1. Not finding help here? Sign up for a free 30min tutor trial with Chegg Tutors
    Dismiss Notice
Dismiss Notice
Join Physics Forums Today!
The friendliest, high quality science and math community on the planet! Everyone who loves science is here!

Spherical coordinate integral

  1. Mar 14, 2005 #1
    My professor said this problem is straightforward in spherical coordinates,

    [tex] \int_{|\vec{r_1}|\leq a } \int_{|\vec{r_2}|\leq a } \frac{1}{|\vec{r_1}-\vec{r_2}|} d^3 r_2d^3r_1[/tex]

    i set up the integral in spherical coordinate and found it really ugly...
     
  2. jcsd
  3. Mar 14, 2005 #2

    StatusX

    User Avatar
    Homework Helper

    Think about what this double integral means. The inner one is the integral over all points inside a sphere of the reciprocal of the distance between each point and a given point, r1. It's clear that this value will depend only on the distance from the origin of r1, so you might as well place it on the [itex]\theta[/itex]=0 axis. Once you get the inner integral into the form of a function of r1 (which will have no [itex]\theta[/itex] or [itex]\phi[/itex] dependance), the outer integral should be pretty easy.
     
  4. Mar 14, 2005 #3
    thank you for your quick reply, i don't think i can do this because the distance is depend on both r1 and r2 (not the origin to r1).

    EDIT:
    the angle between r1 and r2 will make the whole thing very messy
     
  5. Mar 14, 2005 #4

    StatusX

    User Avatar
    Homework Helper

    Yes, but I'm saying the angle of r1 won't matter in the inner integral because you're integrating over every point in the sphere. You'll get a value that only depends on the distance of r1 from the origin.

    Also, you'll still have a rough integral to do over r2. A couple hints: Do the theta integral first, and when you get an expression that involves the square roots of perfect squares, make sure you take the positive root, which may mean you'll have to split up the integral into two ranges.

    EDIT: The answer I get is: 32/15 pi^2 a^5
     
    Last edited: Mar 14, 2005
  6. Mar 14, 2005 #5
    okay, I follow your way and find the first integral is 2 pi a^2, which is independent of r1... surely i did somthing wrong....

    BTW, your answer is right
     
  7. Mar 14, 2005 #6

    StatusX

    User Avatar
    Homework Helper

    Well I can't help you if you don't show me some of your work. How did you set up the first integral? Use the law of cosinesfor the distance.
     
  8. Mar 14, 2005 #7
    this is how my integral look like
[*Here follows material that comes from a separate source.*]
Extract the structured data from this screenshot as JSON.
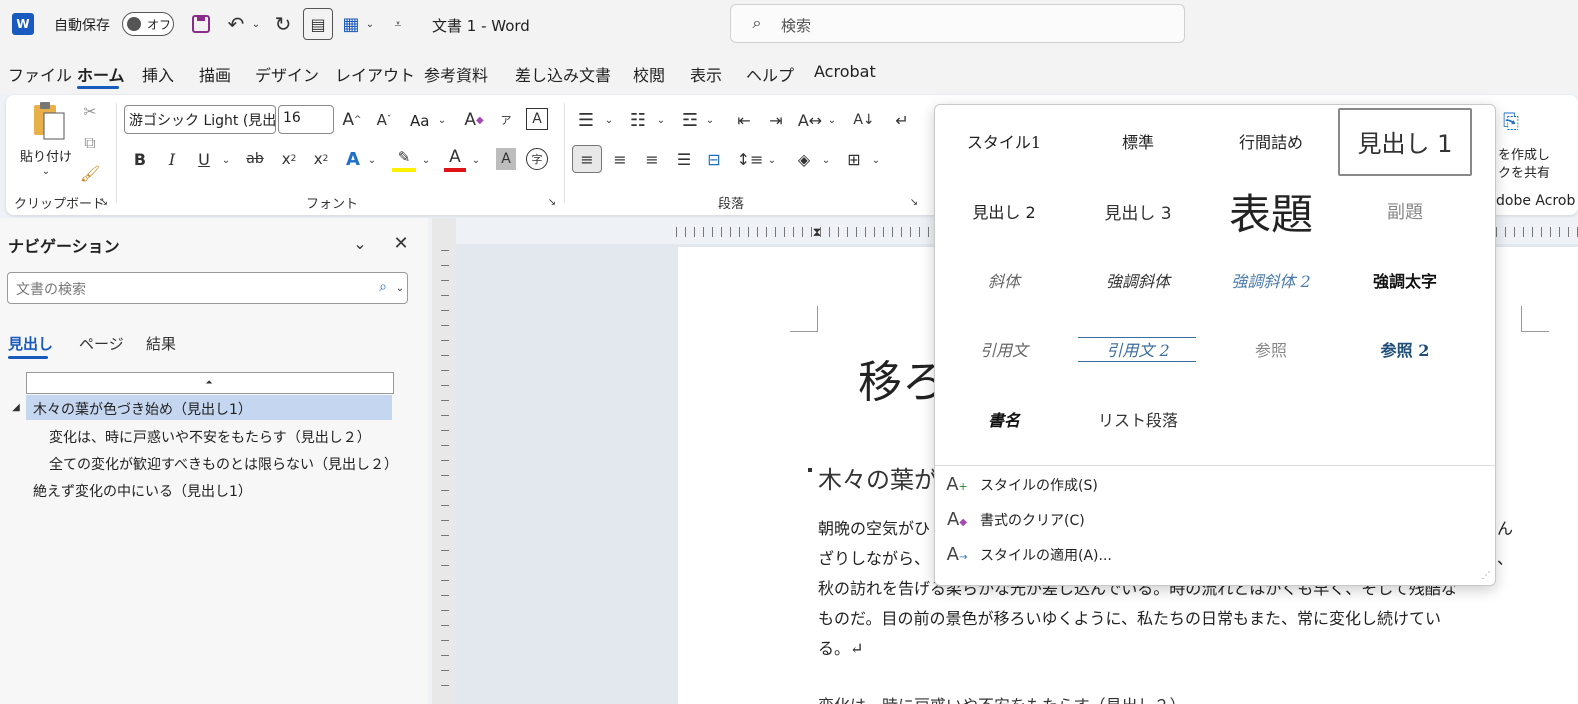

    [tex] \int \frac{ r_2^2sin \theta dr_2 d \theta d \phi }{\sqrt{r_1^2+r_2^2-2r_1r_2cos \theta }}[/tex]
     
  9. Mar 14, 2005 #8

    StatusX

    User Avatar
    Homework Helper

    That looks right. Try using the substitution [itex]u=r_1^2+r_2^2-2r_1r_2 cos \theta[/itex] to do the integral over theta first.
     
    Last edited: Mar 15, 2005
Know someone interested in this topic? Share this thread via Reddit, Google+, Twitter, or Facebook

Have something to add?



Similar Discussions: Spherical coordinate integral
  1. Spherical coordinates (Replies: 5)

Loading...